     Once again, the subject of this post is a little irregular.  As readers might suspect from its name, fontina cheese is actually an Italian invention.  Quite an old one, actually, dating back to the 12th century.  The remote, relatively unpopulated Aosta Valley is where the cheese was born, which is an area of Italy which borders with Switzerland and France.  Fontina is noted for its distinctly strong odor and flavor.  "Young" (unaged) fontina is soft and known for being a good choice for making fondue, while "old" (aged) fontina is a hard cheese.

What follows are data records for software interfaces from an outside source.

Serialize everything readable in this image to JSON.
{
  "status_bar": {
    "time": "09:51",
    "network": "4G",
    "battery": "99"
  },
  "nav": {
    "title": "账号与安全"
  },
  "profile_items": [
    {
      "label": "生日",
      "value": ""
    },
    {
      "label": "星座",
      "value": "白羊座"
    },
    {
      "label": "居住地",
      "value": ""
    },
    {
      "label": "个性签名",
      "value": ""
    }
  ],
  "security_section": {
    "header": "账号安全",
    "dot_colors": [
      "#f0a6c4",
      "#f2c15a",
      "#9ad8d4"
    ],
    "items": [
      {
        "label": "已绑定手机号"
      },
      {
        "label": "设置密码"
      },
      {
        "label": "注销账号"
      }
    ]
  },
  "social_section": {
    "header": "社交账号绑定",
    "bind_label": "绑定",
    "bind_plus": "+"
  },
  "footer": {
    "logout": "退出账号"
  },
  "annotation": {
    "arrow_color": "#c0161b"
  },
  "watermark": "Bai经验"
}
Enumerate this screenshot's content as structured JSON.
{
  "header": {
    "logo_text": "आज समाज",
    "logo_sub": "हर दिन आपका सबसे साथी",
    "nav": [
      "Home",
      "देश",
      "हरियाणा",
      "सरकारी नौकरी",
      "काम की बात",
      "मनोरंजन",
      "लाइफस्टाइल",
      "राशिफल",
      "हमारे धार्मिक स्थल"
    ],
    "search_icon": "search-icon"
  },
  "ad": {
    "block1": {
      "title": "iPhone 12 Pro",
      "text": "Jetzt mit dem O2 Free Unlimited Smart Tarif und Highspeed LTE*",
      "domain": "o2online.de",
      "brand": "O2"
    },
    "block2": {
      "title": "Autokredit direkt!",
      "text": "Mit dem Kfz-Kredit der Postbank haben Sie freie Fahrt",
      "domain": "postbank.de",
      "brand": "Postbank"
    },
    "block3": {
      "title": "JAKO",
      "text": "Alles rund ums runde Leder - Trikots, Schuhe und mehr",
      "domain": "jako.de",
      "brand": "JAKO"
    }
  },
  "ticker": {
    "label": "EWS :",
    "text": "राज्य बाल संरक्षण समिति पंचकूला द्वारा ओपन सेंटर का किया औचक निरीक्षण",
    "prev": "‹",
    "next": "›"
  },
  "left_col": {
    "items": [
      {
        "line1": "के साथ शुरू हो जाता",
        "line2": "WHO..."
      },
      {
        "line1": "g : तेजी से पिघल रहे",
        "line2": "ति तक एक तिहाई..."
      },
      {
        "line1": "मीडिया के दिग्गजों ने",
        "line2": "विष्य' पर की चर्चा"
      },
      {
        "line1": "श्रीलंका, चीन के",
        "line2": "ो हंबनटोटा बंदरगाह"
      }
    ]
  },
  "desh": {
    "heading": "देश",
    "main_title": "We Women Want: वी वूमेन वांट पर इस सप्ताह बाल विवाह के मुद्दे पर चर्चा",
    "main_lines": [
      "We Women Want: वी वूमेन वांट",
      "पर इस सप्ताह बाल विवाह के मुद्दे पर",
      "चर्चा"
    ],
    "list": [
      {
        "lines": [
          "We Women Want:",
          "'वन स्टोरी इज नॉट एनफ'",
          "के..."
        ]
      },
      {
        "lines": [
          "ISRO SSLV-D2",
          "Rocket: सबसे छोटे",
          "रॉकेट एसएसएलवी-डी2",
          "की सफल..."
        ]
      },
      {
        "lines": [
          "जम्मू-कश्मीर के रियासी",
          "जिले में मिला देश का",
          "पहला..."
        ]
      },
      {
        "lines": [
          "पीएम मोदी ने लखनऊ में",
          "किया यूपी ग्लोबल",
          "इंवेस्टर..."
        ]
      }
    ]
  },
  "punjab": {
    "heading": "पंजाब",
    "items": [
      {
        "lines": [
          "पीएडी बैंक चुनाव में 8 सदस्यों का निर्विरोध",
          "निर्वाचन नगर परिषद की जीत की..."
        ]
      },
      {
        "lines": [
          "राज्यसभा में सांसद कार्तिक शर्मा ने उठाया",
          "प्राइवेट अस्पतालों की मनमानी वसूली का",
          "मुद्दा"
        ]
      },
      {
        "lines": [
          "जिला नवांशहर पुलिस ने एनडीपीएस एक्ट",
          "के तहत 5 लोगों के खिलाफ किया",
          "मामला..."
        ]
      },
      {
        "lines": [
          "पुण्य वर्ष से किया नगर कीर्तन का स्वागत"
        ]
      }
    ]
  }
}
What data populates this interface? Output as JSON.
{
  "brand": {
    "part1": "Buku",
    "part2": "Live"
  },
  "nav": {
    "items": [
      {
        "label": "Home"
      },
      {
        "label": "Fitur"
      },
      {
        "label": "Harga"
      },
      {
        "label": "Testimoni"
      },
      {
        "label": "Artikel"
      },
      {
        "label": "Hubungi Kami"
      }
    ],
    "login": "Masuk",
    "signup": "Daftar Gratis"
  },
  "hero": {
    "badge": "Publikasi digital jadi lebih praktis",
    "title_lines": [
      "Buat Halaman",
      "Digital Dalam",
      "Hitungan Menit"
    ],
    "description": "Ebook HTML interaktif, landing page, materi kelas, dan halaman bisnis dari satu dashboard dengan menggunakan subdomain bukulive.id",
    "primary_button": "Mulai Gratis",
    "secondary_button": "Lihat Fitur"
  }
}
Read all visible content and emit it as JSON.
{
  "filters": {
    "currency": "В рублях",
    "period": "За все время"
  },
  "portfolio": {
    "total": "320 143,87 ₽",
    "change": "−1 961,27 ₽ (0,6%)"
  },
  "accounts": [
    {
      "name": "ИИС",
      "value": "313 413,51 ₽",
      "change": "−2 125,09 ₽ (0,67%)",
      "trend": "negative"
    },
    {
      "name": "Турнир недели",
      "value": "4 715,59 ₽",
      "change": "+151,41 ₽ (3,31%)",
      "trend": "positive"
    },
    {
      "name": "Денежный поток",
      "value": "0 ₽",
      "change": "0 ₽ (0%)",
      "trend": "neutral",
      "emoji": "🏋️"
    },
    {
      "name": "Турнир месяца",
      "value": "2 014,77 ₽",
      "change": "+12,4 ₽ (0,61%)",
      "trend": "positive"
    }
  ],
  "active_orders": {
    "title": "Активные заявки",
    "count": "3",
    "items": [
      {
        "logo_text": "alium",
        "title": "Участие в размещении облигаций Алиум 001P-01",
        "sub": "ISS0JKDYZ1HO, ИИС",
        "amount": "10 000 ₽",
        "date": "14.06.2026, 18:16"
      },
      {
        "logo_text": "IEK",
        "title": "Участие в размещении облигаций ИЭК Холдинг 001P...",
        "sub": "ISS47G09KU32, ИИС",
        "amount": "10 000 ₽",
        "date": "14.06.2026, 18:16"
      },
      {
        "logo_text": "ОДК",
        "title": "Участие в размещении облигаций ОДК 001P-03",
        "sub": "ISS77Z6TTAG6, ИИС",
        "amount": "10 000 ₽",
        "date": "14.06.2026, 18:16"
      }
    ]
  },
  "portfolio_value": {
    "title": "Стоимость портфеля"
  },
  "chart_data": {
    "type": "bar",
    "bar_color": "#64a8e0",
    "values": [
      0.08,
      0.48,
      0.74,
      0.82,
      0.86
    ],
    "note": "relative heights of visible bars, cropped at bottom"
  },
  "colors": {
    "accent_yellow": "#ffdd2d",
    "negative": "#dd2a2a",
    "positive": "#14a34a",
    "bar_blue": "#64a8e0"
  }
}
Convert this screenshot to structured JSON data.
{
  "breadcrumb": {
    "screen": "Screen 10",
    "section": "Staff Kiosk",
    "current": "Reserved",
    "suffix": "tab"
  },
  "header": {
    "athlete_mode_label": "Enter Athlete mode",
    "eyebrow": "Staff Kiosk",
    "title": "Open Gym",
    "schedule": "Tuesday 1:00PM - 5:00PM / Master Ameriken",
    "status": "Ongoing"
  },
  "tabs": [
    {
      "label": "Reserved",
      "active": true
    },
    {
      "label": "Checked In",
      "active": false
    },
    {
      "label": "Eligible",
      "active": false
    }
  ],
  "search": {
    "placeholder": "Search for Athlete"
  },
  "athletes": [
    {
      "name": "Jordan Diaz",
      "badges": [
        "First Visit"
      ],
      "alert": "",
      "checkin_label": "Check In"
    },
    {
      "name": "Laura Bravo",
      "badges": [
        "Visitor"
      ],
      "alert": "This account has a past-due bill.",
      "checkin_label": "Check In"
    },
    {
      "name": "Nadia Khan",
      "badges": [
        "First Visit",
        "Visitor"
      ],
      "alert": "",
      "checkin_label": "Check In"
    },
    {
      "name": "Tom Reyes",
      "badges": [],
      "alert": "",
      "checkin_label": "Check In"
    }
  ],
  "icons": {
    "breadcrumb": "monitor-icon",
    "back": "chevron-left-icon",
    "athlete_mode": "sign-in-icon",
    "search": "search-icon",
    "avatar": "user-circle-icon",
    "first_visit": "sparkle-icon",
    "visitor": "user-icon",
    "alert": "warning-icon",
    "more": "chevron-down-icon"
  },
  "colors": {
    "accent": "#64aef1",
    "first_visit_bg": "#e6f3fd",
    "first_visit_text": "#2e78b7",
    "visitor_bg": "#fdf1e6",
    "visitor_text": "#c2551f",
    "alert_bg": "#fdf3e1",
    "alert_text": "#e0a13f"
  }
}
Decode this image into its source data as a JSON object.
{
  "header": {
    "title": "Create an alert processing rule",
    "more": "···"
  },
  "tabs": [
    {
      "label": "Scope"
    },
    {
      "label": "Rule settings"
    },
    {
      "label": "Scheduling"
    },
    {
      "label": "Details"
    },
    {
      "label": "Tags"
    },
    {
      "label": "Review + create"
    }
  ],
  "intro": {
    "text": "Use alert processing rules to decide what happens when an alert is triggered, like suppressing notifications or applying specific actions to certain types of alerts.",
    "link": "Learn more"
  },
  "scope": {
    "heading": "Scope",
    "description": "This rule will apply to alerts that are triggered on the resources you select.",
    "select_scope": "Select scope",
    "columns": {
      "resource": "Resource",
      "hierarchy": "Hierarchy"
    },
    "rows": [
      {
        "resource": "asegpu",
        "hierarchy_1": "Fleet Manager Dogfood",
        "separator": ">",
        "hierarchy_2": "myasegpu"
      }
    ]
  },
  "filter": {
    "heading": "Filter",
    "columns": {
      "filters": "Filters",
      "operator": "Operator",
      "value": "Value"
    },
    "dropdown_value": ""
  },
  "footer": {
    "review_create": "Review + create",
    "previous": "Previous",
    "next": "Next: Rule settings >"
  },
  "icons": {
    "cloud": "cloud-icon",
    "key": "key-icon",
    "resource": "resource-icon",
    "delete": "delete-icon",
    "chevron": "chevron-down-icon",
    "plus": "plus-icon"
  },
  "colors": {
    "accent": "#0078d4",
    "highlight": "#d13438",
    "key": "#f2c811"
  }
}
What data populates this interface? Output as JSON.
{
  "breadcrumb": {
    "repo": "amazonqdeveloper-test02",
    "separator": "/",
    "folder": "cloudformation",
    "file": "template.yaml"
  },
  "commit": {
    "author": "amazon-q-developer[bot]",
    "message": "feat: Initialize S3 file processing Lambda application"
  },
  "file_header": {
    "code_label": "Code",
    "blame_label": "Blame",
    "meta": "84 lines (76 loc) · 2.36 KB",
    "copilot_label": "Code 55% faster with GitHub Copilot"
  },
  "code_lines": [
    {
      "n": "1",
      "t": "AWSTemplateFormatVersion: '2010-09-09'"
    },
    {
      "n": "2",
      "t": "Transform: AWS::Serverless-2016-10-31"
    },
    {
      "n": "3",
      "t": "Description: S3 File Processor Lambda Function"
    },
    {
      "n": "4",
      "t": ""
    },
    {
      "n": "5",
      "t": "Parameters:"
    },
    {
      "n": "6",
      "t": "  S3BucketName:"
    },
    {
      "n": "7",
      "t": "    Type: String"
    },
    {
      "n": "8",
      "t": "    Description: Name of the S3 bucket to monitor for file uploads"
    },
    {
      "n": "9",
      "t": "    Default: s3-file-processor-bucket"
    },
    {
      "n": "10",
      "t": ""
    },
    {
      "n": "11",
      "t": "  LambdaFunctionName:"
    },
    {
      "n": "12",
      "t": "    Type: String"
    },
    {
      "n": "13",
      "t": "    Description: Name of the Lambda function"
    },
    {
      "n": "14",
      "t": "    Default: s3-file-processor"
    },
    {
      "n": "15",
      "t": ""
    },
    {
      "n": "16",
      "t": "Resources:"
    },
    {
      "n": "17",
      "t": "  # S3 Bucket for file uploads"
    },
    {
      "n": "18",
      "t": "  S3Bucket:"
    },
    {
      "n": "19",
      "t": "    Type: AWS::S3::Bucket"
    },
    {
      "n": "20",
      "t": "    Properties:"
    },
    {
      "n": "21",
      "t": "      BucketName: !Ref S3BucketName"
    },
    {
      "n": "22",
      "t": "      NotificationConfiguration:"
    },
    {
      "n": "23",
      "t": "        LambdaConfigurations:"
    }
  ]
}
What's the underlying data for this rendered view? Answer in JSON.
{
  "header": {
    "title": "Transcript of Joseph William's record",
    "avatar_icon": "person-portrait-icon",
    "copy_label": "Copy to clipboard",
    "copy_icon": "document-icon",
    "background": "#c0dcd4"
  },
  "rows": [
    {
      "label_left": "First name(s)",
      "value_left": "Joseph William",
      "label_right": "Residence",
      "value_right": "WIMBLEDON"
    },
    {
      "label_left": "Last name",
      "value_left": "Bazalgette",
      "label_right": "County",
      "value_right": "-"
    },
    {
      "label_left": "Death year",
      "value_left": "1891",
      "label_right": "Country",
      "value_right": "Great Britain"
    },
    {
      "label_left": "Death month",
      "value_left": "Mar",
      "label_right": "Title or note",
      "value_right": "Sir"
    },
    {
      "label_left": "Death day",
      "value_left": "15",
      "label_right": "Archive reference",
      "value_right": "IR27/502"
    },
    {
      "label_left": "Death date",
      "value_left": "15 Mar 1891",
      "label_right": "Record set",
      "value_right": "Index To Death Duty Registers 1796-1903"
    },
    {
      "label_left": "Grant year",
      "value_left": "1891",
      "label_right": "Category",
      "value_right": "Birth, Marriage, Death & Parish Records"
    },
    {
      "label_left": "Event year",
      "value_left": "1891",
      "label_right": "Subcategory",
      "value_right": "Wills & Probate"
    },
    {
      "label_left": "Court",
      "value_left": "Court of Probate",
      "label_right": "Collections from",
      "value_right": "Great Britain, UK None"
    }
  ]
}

     However, since the cheese is popular, imitation was inevitable.  Derivative fontinas are made in Denmark, obviously, and Sweden, Argentina, the U.S., Quebec, and France.  The Danish version is particularly popular in the U.S. because it's cheaper than the Italian original--roughly $12 per pound versus $15 per pound.  Some cheese purists (apparently they're an actual thing) are critical of the non-Italian derivatives, feeling that they're inferior knockoffs.  The Danish kind is semisoft, and is considered to have a milder odor and taste.  A sweet, nutty flavor, rather than the original's mushroom-y, earthy, woody taste.  Fontina is also considered to be an excellent cooking cheese, due to its melting point.  So it's commonly used for macaroni and cheese, and also in sandwiches.
    The Danish fontina I bought was fairly expensive--$5.28 for 7 ounces (about 200 grams).  It was light yellowish in color, semisoft, with a red wax rind.  It was a Di Bruno Brothers/Celebrity International product, imported by Atalanta Corp. out of New Jersey.  I had it plain, and then on Wheat Thins crackers.  The taste was simple and plain, but good for both ways.  I didn't really pick up on the "nutty" flavoring, but it was still a very respectable cheese.  My father tried some, too, and had the same opinion.  It probably goes without saying that I'll certainly try the original Italian version of fontina if/when I get the chance, to compare and contrast with the Danish kind.  But, I found the knockoff to be more than decent in its own right.
     Now I'd like to throw out some fun and interesting facts about the country of Denmark.  It  rates as being excellent in social mobility, income equality, low levels of corruption, and has led the world in having the "happiest citizens" during 2 years.  It also ranks very well on worker's rights, and has the highest minimum wage, and....correspondingly high personal income tax, and some other taxes.  (For an example of the latter, evidently the tax on a new car is 150%!)  Additionally, it was the first country to completely legalize pornography, back in 1969.  Famous Danes include the brass-nosed astronomer Tycho Brahe (he lost part of his nose in a sword duel), the atomic physicist Niels Bohr, fairly tale writer Hans Christian Andersen, and the Lego toy brick company.  Also, the Bluetooth technical device is named after the second Danish King--Harald Gormsson, also known as "Bluetooth."  It's not conclusively known how he got this nickname--either it was a linguistic corruption of "dark chieftain," or the King didn't practice great dental hygiene.  And, finally, Denmark sounds like a good place for hipsters to visit--a website I checked noted that the Danish people have "a strong sense of irony."